Problem description: From the records below, report the number of lines that contain "hand", and add nothing.
=== Exercise data ===
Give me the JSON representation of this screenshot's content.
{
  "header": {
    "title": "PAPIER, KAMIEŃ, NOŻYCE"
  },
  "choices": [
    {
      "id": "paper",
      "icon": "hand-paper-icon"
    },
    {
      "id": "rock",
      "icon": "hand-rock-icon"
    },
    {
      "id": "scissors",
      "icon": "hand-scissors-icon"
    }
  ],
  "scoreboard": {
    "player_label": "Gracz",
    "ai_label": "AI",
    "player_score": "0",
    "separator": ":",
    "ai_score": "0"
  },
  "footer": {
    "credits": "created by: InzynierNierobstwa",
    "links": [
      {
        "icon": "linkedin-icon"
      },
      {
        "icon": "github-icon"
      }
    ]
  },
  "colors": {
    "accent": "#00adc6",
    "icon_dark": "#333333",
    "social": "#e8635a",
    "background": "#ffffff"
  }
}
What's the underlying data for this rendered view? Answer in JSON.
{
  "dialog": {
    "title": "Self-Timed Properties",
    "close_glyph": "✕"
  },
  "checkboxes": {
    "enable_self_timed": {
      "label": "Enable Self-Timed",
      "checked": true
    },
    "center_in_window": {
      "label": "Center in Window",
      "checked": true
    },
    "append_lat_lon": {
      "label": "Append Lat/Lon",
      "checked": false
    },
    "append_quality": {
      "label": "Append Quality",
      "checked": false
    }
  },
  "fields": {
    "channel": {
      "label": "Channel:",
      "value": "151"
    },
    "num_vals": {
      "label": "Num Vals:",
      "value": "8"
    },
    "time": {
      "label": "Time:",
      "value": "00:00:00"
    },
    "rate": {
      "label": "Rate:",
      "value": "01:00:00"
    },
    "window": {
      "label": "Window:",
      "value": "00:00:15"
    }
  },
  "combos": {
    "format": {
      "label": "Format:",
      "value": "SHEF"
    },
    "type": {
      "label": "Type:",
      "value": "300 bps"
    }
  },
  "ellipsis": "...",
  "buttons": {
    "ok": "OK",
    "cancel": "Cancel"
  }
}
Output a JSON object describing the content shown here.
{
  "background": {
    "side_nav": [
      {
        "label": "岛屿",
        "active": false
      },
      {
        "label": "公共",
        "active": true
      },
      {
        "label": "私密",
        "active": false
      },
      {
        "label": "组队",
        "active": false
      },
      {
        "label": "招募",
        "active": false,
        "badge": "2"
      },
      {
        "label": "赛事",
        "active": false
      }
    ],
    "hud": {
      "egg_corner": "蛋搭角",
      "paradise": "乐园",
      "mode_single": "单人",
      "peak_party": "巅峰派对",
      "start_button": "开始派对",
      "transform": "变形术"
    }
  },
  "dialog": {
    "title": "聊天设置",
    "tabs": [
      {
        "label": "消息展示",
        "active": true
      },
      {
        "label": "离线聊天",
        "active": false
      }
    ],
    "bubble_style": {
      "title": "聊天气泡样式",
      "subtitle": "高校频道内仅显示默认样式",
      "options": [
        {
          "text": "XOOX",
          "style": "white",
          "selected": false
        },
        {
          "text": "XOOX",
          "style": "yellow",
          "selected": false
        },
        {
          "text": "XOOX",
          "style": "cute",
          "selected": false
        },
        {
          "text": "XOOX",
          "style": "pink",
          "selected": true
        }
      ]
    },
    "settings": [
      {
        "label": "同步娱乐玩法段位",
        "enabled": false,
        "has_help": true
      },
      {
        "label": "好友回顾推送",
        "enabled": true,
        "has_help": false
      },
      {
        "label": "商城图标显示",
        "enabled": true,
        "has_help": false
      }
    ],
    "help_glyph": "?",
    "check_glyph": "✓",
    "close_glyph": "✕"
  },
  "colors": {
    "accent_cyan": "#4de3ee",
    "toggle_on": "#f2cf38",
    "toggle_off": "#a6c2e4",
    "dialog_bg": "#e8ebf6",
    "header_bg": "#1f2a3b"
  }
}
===
Answer to the exercise: 3